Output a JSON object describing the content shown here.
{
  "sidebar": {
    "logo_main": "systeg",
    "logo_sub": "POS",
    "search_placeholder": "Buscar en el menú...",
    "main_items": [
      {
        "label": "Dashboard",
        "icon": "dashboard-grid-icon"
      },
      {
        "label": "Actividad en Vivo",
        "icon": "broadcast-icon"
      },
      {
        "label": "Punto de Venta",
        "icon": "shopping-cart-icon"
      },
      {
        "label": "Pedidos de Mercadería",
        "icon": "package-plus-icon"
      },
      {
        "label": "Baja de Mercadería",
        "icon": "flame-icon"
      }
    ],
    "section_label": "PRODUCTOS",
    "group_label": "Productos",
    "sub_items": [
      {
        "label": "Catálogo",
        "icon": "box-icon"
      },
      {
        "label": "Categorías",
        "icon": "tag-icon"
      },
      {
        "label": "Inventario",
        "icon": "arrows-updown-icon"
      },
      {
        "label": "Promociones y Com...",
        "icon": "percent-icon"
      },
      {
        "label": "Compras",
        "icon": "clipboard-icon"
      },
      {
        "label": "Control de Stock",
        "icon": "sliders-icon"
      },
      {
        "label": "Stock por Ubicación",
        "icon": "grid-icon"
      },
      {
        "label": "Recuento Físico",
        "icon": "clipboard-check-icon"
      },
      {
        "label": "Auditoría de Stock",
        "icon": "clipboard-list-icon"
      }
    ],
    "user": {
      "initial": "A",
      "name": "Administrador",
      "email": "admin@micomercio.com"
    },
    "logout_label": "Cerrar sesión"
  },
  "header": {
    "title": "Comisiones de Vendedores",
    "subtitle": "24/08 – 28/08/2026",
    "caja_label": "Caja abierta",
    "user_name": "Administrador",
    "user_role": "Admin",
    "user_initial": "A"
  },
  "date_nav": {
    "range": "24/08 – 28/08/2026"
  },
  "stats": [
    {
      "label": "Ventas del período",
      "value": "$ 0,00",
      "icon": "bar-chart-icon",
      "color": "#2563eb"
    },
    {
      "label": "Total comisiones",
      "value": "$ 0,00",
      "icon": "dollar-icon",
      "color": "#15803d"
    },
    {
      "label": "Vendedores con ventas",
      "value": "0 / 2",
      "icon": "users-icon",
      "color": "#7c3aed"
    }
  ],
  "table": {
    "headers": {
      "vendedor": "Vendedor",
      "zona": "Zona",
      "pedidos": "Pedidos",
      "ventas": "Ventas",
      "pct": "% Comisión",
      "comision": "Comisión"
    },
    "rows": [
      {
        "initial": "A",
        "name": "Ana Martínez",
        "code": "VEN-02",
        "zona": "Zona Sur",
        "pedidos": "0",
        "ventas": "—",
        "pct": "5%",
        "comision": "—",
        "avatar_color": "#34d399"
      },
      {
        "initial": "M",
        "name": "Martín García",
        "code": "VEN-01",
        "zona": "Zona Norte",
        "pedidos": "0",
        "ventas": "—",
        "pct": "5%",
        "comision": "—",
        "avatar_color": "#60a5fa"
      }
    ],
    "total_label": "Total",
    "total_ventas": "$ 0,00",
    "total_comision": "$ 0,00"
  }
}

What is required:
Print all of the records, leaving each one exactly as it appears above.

Response for this exercise:
Output a JSON object describing the content shown here.
{
  "sidebar": {
    "logo_main": "systeg",
    "logo_sub": "POS",
    "search_placeholder": "Buscar en el menú...",
    "main_items": [
      {
        "label": "Dashboard",
        "icon": "dashboard-grid-icon"
      },
      {
        "label": "Actividad en Vivo",
        "icon": "broadcast-icon"
      },
      {
        "label": "Punto de Venta",
        "icon": "shopping-cart-icon"
      },
      {
        "label": "Pedidos de Mercadería",
        "icon": "package-plus-icon"
      },
      {
        "label": "Baja de Mercadería",
        "icon": "flame-icon"
      }
    ],
    "section_label": "PRODUCTOS",
    "group_label": "Productos",
    "sub_items": [
      {
        "label": "Catálogo",
        "icon": "box-icon"
      },
      {
        "label": "Categorías",
        "icon": "tag-icon"
      },
      {
        "label": "Inventario",
        "icon": "arrows-updown-icon"
      },
      {
        "label": "Promociones y Com...",
        "icon": "percent-icon"
      },
      {
        "label": "Compras",
        "icon": "clipboard-icon"
      },
      {
        "label": "Control de Stock",
        "icon": "sliders-icon"
      },
      {
        "label": "Stock por Ubicación",
        "icon": "grid-icon"
      },
      {
        "label": "Recuento Físico",
        "icon": "clipboard-check-icon"
      },
      {
        "label": "Auditoría de Stock",
        "icon": "clipboard-list-icon"
      }
    ],
    "user": {
      "initial": "A",
      "name": "Administrador",
      "email": "admin@micomercio.com"
    },
    "logout_label": "Cerrar sesión"
  },
  "header": {
    "title": "Comisiones de Vendedores",
    "subtitle": "24/08 – 28/08/2026",
    "caja_label": "Caja abierta",
    "user_name": "Administrador",
    "user_role": "Admin",
    "user_initial": "A"
  },
  "date_nav": {
    "range": "24/08 – 28/08/2026"
  },
  "stats": [
    {
      "label": "Ventas del período",
      "value": "$ 0,00",
      "icon": "bar-chart-icon",
      "color": "#2563eb"
    },
    {
      "label": "Total comisiones",
      "value": "$ 0,00",
      "icon": "dollar-icon",
      "color": "#15803d"
    },
    {
      "label": "Vendedores con ventas",
      "value": "0 / 2",
      "icon": "users-icon",
      "color": "#7c3aed"
    }
  ],
  "table": {
    "headers": {
      "vendedor": "Vendedor",
      "zona": "Zona",
      "pedidos": "Pedidos",
      "ventas": "Ventas",
      "pct": "% Comisión",
      "comision": "Comisión"
    },
    "rows": [
      {
        "initial": "A",
        "name": "Ana Martínez",
        "code": "VEN-02",
        "zona": "Zona Sur",
        "pedidos": "0",
        "ventas": "—",
        "pct": "5%",
        "comision": "—",
        "avatar_color": "#34d399"
      },
      {
        "initial": "M",
        "name": "Martín García",
        "code": "VEN-01",
        "zona": "Zona Norte",
        "pedidos": "0",
        "ventas": "—",
        "pct": "5%",
        "comision": "—",
        "avatar_color": "#60a5fa"
      }
    ],
    "total_label": "Total",
    "total_ventas": "$ 0,00",
    "total_comision": "$ 0,00"
  }
}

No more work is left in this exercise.